# WHAT IS EXPECTED:
For each record here, output an exact copy.

# EXTRACTED DATA:
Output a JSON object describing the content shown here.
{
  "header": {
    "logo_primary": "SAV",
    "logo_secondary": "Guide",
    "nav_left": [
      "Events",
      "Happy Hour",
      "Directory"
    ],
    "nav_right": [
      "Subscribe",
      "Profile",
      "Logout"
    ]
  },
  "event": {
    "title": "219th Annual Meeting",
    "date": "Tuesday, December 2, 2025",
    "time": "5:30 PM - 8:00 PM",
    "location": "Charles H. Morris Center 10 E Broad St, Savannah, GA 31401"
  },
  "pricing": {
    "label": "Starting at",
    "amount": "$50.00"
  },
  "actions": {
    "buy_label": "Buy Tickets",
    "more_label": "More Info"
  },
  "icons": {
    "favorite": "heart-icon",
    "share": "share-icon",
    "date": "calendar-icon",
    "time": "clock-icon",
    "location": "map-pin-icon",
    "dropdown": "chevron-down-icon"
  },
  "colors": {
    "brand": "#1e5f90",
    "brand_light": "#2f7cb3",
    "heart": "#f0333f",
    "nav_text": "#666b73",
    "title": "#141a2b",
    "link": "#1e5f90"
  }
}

# TASK OUTPUT:
Output a JSON object describing the content shown here.
{
  "header": {
    "logo_primary": "SAV",
    "logo_secondary": "Guide",
    "nav_left": [
      "Events",
      "Happy Hour",
      "Directory"
    ],
    "nav_right": [
      "Subscribe",
      "Profile",
      "Logout"
    ]
  },
  "event": {
    "title": "219th Annual Meeting",
    "date": "Tuesday, December 2, 2025",
    "time": "5:30 PM - 8:00 PM",
    "location": "Charles H. Morris Center 10 E Broad St, Savannah, GA 31401"
  },
  "pricing": {
    "label": "Starting at",
    "amount": "$50.00"
  },
  "actions": {
    "buy_label": "Buy Tickets",
    "more_label": "More Info"
  },
  "icons": {
    "favorite": "heart-icon",
    "share": "share-icon",
    "date": "calendar-icon",
    "time": "clock-icon",
    "location": "map-pin-icon",
    "dropdown": "chevron-down-icon"
  },
  "colors": {
    "brand": "#1e5f90",
    "brand_light": "#2f7cb3",
    "heart": "#f0333f",
    "nav_text": "#666b73",
    "title": "#141a2b",
    "link": "#1e5f90"
  }
}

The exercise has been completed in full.